Larsen B Ice Shelf disintegration of 2002: The conspiracy theory

Monday, September 22, 2014, 12:00PM - 1:00PM


Ted Scambos



ARC room 620

An iconic event in the response of polar ice sheets to climate change, the Larsen B Ice Shelf disintegration event of February-March, 2002 has long been attributed to climate warming, surface melting, and hydrofracture. But in looking closer, we can identify a number of collaborators in the geophysical cabal that led to the destruction.
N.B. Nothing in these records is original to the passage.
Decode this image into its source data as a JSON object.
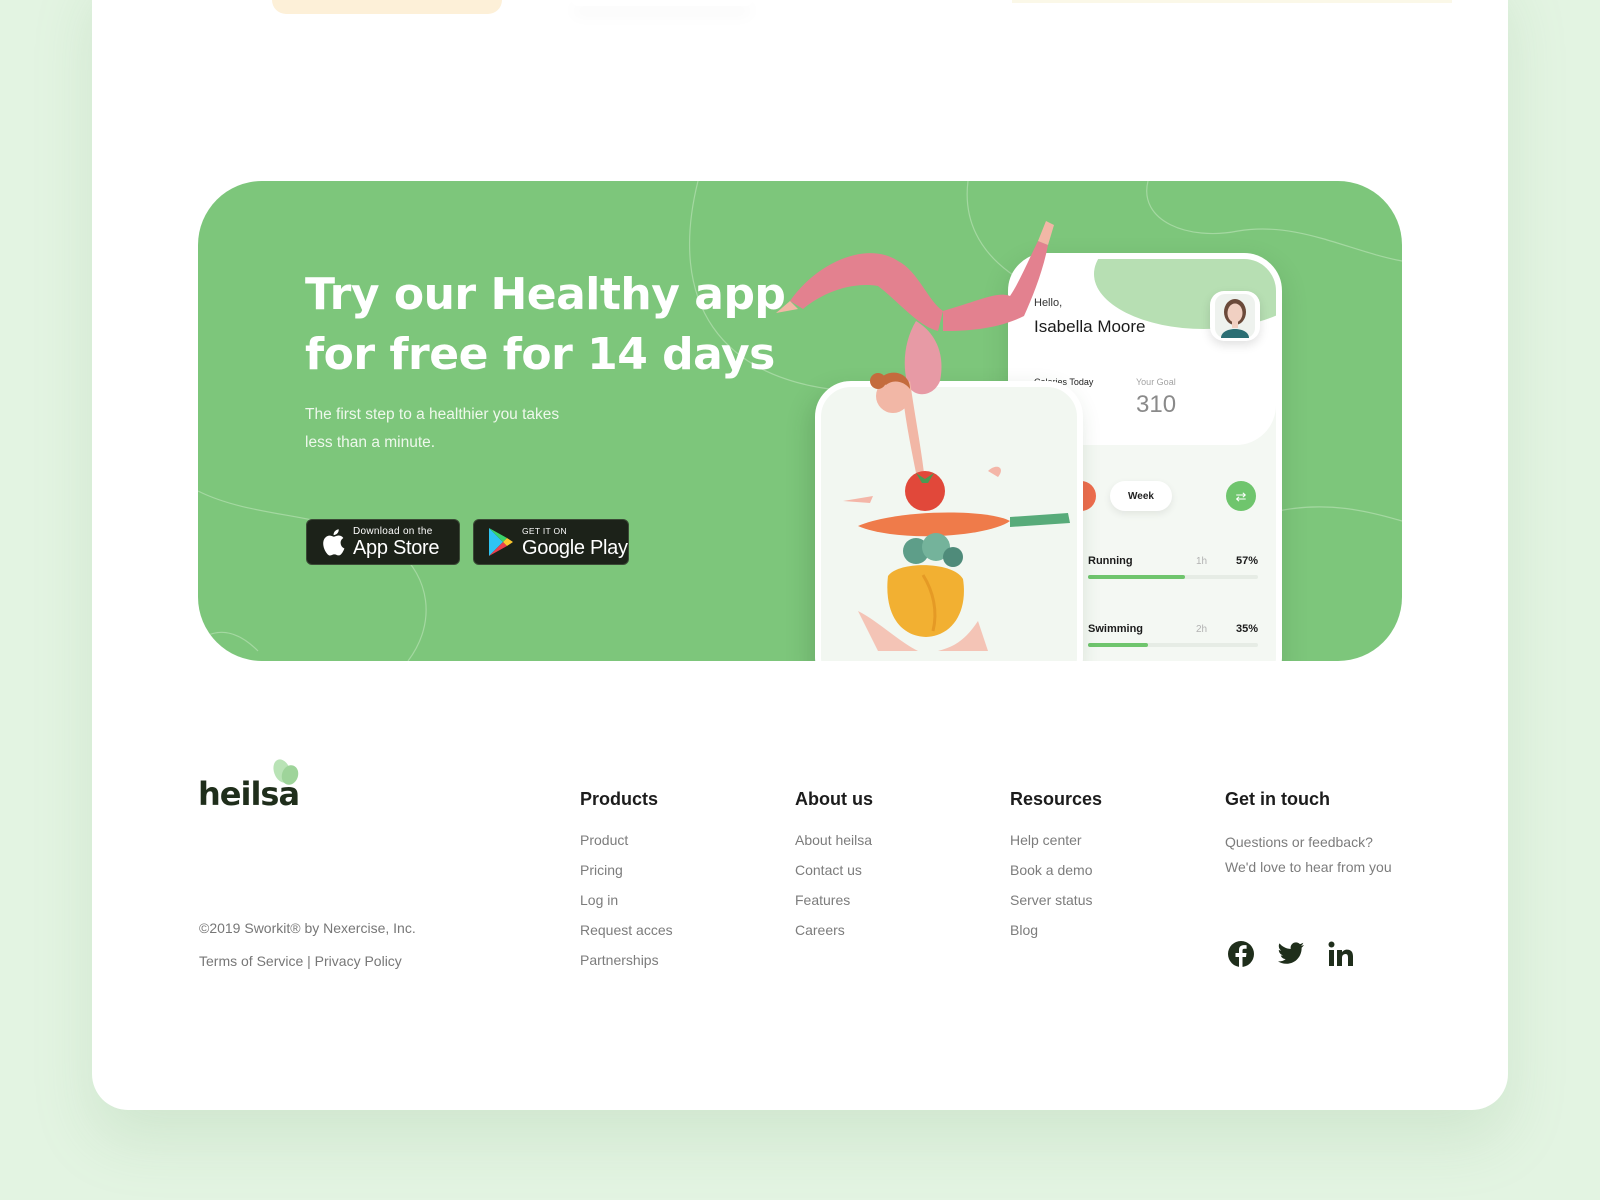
{
  "banner": {
    "headline_line1": "Try our Healthy app",
    "headline_line2": "for free for 14 days",
    "subtext_line1": "The first step to a healthier you takes",
    "subtext_line2": "less than a minute."
  },
  "store_buttons": {
    "apple_small": "Download on the",
    "apple_big": "App Store",
    "google_small": "GET IT ON",
    "google_big": "Google Play"
  },
  "phone": {
    "greeting": "Hello,",
    "user_name": "Isabella Moore",
    "calories_label": "Calories Today",
    "goal_label": "Your Goal",
    "goal_value": "310",
    "period": "Week",
    "activities": [
      {
        "name": "Running",
        "duration": "1h",
        "percent": "57%",
        "progress": 0.57
      },
      {
        "name": "Swimming",
        "duration": "2h",
        "percent": "35%",
        "progress": 0.35
      }
    ]
  },
  "footer": {
    "logo": "heilsa",
    "copyright": "©2019 Sworkit® by Nexercise, Inc.",
    "terms": "Terms of Service",
    "separator": "|",
    "privacy": "Privacy Policy",
    "columns": [
      {
        "title": "Products",
        "links": [
          "Product",
          "Pricing",
          "Log in",
          "Request acces",
          "Partnerships"
        ]
      },
      {
        "title": "About us",
        "links": [
          "About heilsa",
          "Contact us",
          "Features",
          "Careers"
        ]
      },
      {
        "title": "Resources",
        "links": [
          "Help center",
          "Book a demo",
          "Server status",
          "Blog"
        ]
      }
    ],
    "contact": {
      "title": "Get in touch",
      "line1": "Questions or feedback?",
      "line2": "We'd love to hear from you"
    },
    "social": [
      "facebook-icon",
      "twitter-icon",
      "linkedin-icon"
    ]
  },
  "colors": {
    "banner_green": "#7dc67b",
    "accent_green": "#6fc56d",
    "dark_text": "#1f2e1b",
    "page_background": "#e3f4e2"
  }
}
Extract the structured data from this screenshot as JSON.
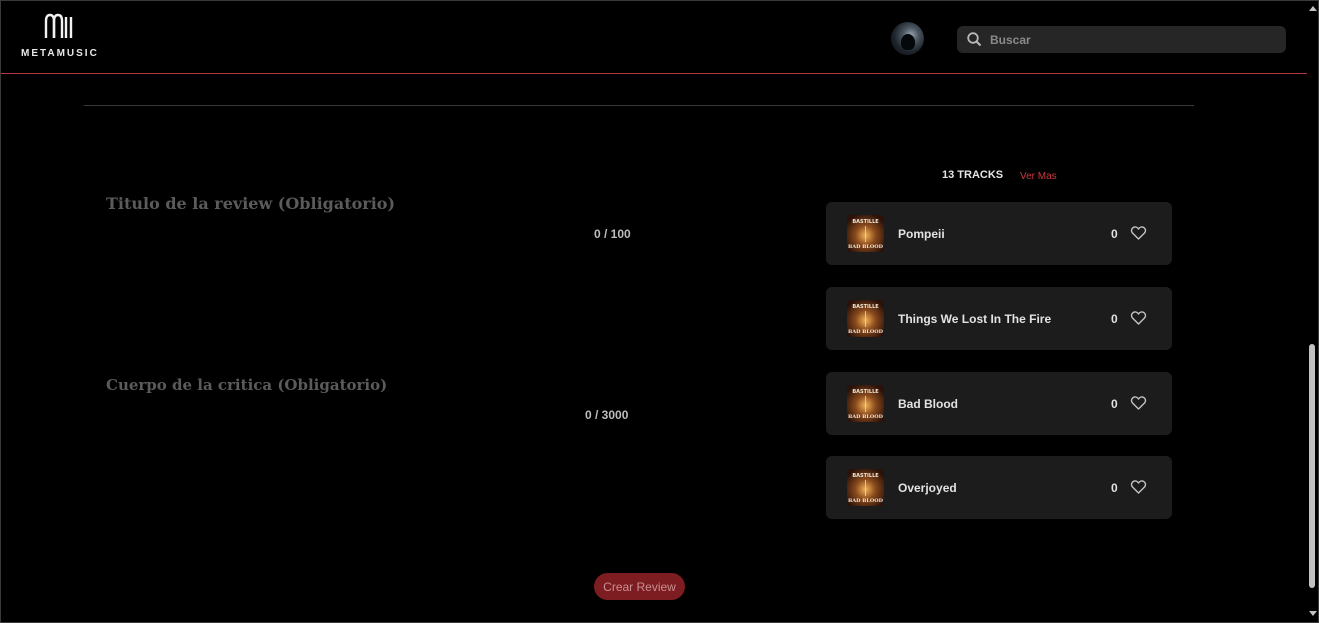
{
  "app": {
    "logo_text": "METAMUSIC"
  },
  "header": {
    "avatar_icon": "user-avatar",
    "search": {
      "placeholder": "Buscar",
      "value": "",
      "icon": "search-icon"
    }
  },
  "review_form": {
    "title_label": "Titulo de la review (Obligatorio)",
    "title_counter": "0 / 100",
    "body_label": "Cuerpo de la critica (Obligatorio)",
    "body_counter": "0 / 3000",
    "submit_label": "Crear Review"
  },
  "tracks": {
    "heading": "13 TRACKS",
    "see_more": "Ver Mas",
    "items": [
      {
        "name": "Pompeii",
        "likes": "0"
      },
      {
        "name": "Things We Lost In The Fire",
        "likes": "0"
      },
      {
        "name": "Bad Blood",
        "likes": "0"
      },
      {
        "name": "Overjoyed",
        "likes": "0"
      }
    ],
    "cover_text": {
      "artist": "BASTILLE",
      "album": "BAD BLOOD"
    }
  },
  "colors": {
    "accent": "#c9393f",
    "button_bg": "#7d1d21",
    "card_bg": "#1c1c1c",
    "page_bg": "#000000"
  }
}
Early Landsat and other images show that the shelf margins were relatively stable in the 1970s and early 1980s, and then began to evolve beginning in the mid to late 1980s. This coincides with a period of reduced sea ice cover (shorter sea ice duration) off the eastern ice shelf front. Moreover, increased westerly winds—the squeaky wheel, implicated in similar crimes throughout the continent—led to increasing frequency of Chinook wind events. These "snow eater" winds, in those spring or summer seasons where they are prevalent, are responsible for the melting events (and ablation) that led to a nearly solid ice cover on the Larsen B capable of supporting melt ponds upon its surface. With these ice-blue watery bullets fully loaded as January 2002 came to a close, it required the merest shudder to trigger a massive destruction. That shudder may have come from a gang of rogues, rogue waves, let into a neighborhood that they rarely visit by the absence of sea ice cover. In the ensuing years, the glacier cohorts of the former Larsen B continued to attempt to fill the hole left behind by this tragic and complex conspiracy.


Free and open to the public.